» Work to be completed
Each entry is to be retyped exactly as it stands.

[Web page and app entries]

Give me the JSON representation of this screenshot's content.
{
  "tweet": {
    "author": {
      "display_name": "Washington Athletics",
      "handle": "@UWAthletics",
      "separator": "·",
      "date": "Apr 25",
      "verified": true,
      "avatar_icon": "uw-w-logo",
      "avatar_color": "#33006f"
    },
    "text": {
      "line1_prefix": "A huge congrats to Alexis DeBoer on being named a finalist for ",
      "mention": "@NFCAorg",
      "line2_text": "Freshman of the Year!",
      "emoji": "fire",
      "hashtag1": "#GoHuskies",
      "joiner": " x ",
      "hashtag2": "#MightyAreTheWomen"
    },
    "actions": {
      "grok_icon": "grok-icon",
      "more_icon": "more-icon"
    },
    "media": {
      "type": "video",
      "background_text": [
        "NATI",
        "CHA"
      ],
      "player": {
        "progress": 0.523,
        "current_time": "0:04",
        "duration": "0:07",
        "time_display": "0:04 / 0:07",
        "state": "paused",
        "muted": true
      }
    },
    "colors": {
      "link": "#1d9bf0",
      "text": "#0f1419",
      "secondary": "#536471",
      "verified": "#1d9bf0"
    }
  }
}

» Solution to this task
Give me the JSON representation of this screenshot's content.
{
  "tweet": {
    "author": {
      "display_name": "Washington Athletics",
      "handle": "@UWAthletics",
      "separator": "·",
      "date": "Apr 25",
      "verified": true,
      "avatar_icon": "uw-w-logo",
      "avatar_color": "#33006f"
    },
    "text": {
      "line1_prefix": "A huge congrats to Alexis DeBoer on being named a finalist for ",
      "mention": "@NFCAorg",
      "line2_text": "Freshman of the Year!",
      "emoji": "fire",
      "hashtag1": "#GoHuskies",
      "joiner": " x ",
      "hashtag2": "#MightyAreTheWomen"
    },
    "actions": {
      "grok_icon": "grok-icon",
      "more_icon": "more-icon"
    },
    "media": {
      "type": "video",
      "background_text": [
        "NATI",
        "CHA"
      ],
      "player": {
        "progress": 0.523,
        "current_time": "0:04",
        "duration": "0:07",
        "time_display": "0:04 / 0:07",
        "state": "paused",
        "muted": true
      }
    },
    "colors": {
      "link": "#1d9bf0",
      "text": "#0f1419",
      "secondary": "#536471",
      "verified": "#1d9bf0"
    }
  }
}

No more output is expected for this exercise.